### PROBLEM
Every line containing the string "this" should be returned from the records.

### THE INPUT
*-*-*

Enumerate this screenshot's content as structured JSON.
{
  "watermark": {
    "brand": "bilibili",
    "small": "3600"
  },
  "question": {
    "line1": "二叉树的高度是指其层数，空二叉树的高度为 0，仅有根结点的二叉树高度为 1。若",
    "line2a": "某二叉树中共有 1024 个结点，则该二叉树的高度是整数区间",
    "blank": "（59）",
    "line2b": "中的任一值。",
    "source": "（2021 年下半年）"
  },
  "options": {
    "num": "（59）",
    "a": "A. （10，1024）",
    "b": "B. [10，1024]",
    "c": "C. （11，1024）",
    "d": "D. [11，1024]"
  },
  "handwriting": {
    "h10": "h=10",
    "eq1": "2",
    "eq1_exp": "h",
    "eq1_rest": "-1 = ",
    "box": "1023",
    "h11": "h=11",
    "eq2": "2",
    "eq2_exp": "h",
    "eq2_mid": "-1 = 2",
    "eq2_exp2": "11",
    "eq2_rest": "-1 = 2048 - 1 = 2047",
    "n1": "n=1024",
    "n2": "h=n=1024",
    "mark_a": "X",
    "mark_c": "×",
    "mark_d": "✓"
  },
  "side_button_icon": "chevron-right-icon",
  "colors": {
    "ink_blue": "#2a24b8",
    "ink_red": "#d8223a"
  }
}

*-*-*

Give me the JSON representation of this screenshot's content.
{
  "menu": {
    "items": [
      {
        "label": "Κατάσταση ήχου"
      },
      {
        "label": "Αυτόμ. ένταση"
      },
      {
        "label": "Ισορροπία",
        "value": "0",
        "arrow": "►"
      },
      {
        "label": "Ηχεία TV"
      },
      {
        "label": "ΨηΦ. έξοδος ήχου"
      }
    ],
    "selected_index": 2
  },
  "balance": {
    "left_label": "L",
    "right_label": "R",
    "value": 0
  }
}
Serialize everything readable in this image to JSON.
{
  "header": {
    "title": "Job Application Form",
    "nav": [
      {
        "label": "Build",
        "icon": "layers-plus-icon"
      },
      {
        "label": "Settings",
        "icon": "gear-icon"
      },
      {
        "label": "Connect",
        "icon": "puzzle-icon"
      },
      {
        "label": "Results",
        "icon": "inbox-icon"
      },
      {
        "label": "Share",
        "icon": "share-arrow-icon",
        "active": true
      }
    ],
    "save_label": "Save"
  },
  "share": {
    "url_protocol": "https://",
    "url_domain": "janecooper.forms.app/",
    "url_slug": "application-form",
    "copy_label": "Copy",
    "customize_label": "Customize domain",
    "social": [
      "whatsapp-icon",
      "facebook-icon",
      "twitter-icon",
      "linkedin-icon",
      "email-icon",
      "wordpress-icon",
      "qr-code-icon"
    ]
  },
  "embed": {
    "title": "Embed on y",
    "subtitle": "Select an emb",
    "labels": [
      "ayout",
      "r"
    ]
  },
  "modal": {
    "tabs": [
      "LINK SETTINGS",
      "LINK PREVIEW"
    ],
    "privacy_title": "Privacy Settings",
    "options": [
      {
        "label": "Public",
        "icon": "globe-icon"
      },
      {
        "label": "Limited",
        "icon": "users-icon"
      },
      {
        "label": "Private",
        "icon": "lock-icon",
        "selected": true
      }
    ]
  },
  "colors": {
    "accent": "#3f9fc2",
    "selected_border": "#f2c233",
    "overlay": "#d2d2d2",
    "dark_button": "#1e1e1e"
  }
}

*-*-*

### WRITTEN RESPONSE
Enumerate this screenshot's content as structured JSON.
Give me the JSON representation of this screenshot's content.
Serialize everything readable in this image to JSON.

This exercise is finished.